The authors of Mediaeval bestiaries were not merely concerned with providing a description of creatures. No, for them, everything in Creation had a purpose - nothing had been made without an ulterior aim: the edification and instruction of sinful man. So, each creature described is not merely an animal but a living parable, imbued with moral or religious symbolism.
When the great ice-sheets covered the north, life retreated before them, but some species stayed and endured. Whilst man huddled around fires in his caves, mighty beasts roamed the tundra: the Woolly Mammoth, the Woolly Rhinoceros…and the Woolly Wyvern.
Small red flower, originally sprouted from the blood where St. Senren fell but now found widely over all Laurentia. Occasionally, a rare white flower will be found, with powerful magic properties. It is particularly prized by the religious order, the Senrenites.
Nearly every primitive culture has had rituals and celebrations to guarantee the proper passage of the seasons and to ensure the fertility of crops and animals. Oversight of these ceremonies was generally the provenance of local kings or priests.

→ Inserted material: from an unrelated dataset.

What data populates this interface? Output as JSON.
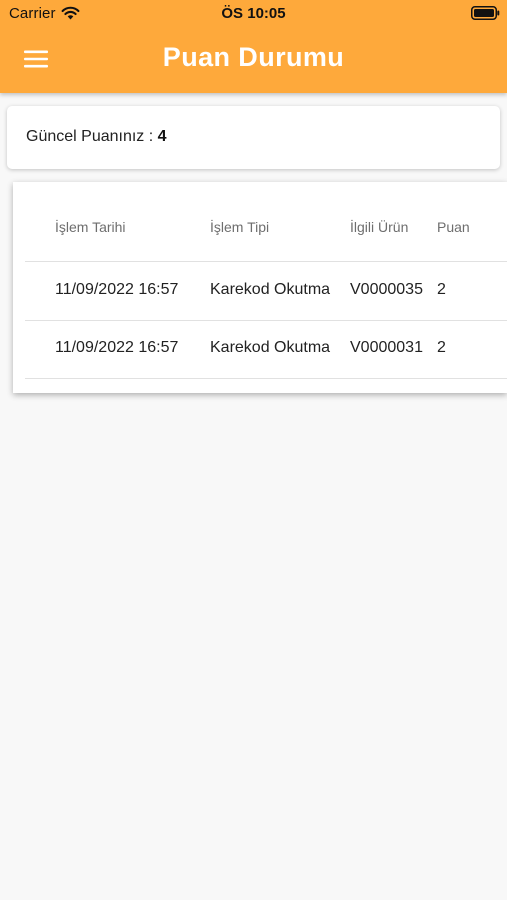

Suppose that the adventurers dispatch one of these fellows. The local peasants may become hysterical, fearing famine and death will stalk the land. Alternatively, they may want one of the new heroes to become king. For a while, this can be a good thing, but the first time that the crops fail, the superstitious locals will want to sacrifice their new leader.